DATA SHOWN:
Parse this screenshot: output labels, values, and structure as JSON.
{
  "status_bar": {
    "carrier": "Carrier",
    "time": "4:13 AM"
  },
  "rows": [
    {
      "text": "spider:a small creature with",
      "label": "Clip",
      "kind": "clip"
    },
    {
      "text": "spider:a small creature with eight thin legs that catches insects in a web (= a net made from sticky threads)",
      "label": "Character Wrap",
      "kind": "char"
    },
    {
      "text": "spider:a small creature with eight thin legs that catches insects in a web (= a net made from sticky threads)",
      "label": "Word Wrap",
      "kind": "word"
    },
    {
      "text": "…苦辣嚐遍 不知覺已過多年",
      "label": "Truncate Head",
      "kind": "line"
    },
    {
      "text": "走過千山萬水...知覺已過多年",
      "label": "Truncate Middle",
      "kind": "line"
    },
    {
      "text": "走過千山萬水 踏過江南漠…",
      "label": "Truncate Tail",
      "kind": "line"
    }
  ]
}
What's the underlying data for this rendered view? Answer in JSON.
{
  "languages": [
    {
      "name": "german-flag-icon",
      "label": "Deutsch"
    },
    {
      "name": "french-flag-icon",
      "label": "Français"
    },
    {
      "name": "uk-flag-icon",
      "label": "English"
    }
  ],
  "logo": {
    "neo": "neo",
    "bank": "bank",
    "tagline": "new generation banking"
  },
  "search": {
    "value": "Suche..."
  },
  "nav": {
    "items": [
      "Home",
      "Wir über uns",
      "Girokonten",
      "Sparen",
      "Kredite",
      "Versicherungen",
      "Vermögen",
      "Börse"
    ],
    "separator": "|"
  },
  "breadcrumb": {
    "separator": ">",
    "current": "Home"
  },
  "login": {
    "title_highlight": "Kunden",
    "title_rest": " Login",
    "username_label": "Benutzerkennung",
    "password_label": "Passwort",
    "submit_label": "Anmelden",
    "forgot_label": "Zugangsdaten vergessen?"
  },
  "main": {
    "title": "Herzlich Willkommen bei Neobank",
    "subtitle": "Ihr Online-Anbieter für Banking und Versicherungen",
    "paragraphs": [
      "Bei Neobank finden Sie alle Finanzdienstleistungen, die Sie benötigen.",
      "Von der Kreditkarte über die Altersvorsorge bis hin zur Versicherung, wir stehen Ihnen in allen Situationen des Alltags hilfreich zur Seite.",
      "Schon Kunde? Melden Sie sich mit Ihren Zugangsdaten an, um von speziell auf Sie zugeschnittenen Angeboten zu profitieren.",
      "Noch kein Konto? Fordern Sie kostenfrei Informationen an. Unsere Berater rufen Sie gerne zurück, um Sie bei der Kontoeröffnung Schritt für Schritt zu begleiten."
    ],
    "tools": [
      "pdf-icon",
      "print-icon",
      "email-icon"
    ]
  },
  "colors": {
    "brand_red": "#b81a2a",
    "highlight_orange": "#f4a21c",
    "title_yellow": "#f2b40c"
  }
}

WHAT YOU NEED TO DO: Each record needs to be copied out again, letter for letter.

RESULT OF THIS TASK:
Parse this screenshot: output labels, values, and structure as JSON.
{
  "status_bar": {
    "carrier": "Carrier",
    "time": "4:13 AM"
  },
  "rows": [
    {
      "text": "spider:a small creature with",
      "label": "Clip",
      "kind": "clip"
    },
    {
      "text": "spider:a small creature with eight thin legs that catches insects in a web (= a net made from sticky threads)",
      "label": "Character Wrap",
      "kind": "char"
    },
    {
      "text": "spider:a small creature with eight thin legs that catches insects in a web (= a net made from sticky threads)",
      "label": "Word Wrap",
      "kind": "word"
    },
    {
      "text": "…苦辣嚐遍 不知覺已過多年",
      "label": "Truncate Head",
      "kind": "line"
    },
    {
      "text": "走過千山萬水...知覺已過多年",
      "label": "Truncate Middle",
      "kind": "line"
    },
    {
      "text": "走過千山萬水 踏過江南漠…",
      "label": "Truncate Tail",
      "kind": "line"
    }
  ]
}
What's the underlying data for this rendered view? Answer in JSON.
{
  "languages": [
    {
      "name": "german-flag-icon",
      "label": "Deutsch"
    },
    {
      "name": "french-flag-icon",
      "label": "Français"
    },
    {
      "name": "uk-flag-icon",
      "label": "English"
    }
  ],
  "logo": {
    "neo": "neo",
    "bank": "bank",
    "tagline": "new generation banking"
  },
  "search": {
    "value": "Suche..."
  },
  "nav": {
    "items": [
      "Home",
      "Wir über uns",
      "Girokonten",
      "Sparen",
      "Kredite",
      "Versicherungen",
      "Vermögen",
      "Börse"
    ],
    "separator": "|"
  },
  "breadcrumb": {
    "separator": ">",
    "current": "Home"
  },
  "login": {
    "title_highlight": "Kunden",
    "title_rest": " Login",
    "username_label": "Benutzerkennung",
    "password_label": "Passwort",
    "submit_label": "Anmelden",
    "forgot_label": "Zugangsdaten vergessen?"
  },
  "main": {
    "title": "Herzlich Willkommen bei Neobank",
    "subtitle": "Ihr Online-Anbieter für Banking und Versicherungen",
    "paragraphs": [
      "Bei Neobank finden Sie alle Finanzdienstleistungen, die Sie benötigen.",
      "Von der Kreditkarte über die Altersvorsorge bis hin zur Versicherung, wir stehen Ihnen in allen Situationen des Alltags hilfreich zur Seite.",
      "Schon Kunde? Melden Sie sich mit Ihren Zugangsdaten an, um von speziell auf Sie zugeschnittenen Angeboten zu profitieren.",
      "Noch kein Konto? Fordern Sie kostenfrei Informationen an. Unsere Berater rufen Sie gerne zurück, um Sie bei der Kontoeröffnung Schritt für Schritt zu begleiten."
    ],
    "tools": [
      "pdf-icon",
      "print-icon",
      "email-icon"
    ]
  },
  "colors": {
    "brand_red": "#b81a2a",
    "highlight_orange": "#f4a21c",
    "title_yellow": "#f2b40c"
  }
}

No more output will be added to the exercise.